> **RECORDS SUPPLIED**
- - - - -

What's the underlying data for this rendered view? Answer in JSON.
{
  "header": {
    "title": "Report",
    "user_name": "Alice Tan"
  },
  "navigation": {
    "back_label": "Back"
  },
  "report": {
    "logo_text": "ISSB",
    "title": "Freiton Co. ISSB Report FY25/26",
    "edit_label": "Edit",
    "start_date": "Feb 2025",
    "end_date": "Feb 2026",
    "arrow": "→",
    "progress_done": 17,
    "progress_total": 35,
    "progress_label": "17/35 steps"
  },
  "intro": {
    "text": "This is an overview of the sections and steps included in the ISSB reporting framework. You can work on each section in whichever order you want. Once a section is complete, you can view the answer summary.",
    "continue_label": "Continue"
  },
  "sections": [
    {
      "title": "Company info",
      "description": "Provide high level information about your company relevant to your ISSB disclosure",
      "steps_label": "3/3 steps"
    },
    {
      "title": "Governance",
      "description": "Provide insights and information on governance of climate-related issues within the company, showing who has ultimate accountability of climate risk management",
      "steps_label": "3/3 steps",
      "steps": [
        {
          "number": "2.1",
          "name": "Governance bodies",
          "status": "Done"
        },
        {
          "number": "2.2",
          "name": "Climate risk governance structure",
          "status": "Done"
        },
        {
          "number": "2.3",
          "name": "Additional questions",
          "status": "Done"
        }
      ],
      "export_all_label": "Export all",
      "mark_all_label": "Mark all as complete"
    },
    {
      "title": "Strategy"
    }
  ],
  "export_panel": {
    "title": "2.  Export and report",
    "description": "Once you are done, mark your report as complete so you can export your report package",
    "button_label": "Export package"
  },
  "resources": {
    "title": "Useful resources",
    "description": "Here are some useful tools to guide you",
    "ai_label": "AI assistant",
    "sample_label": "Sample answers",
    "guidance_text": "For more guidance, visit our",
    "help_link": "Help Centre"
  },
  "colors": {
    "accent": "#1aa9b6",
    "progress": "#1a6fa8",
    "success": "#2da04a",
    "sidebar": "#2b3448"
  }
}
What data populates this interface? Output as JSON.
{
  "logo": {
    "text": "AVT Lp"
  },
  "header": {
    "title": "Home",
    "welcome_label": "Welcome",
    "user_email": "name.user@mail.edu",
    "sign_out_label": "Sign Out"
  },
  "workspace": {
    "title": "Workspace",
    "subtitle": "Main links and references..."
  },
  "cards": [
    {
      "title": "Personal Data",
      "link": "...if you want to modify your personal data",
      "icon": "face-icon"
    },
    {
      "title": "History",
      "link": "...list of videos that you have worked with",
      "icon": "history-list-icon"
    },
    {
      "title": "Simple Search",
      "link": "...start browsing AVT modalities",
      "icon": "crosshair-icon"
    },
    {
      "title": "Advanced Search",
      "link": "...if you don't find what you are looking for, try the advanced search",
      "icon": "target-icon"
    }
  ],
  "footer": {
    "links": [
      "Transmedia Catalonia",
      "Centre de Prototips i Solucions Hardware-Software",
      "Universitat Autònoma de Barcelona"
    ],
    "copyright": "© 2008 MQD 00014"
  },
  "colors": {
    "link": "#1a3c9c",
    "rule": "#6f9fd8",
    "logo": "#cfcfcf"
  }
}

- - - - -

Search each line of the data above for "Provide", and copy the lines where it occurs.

> **EXPECTED ANSWER**
      "description": "Provide high level information about your company relevant to your ISSB disclosure",
      "description": "Provide insights and information on governance of climate-related issues within the company, showing who has ultimate accountability of climate risk management",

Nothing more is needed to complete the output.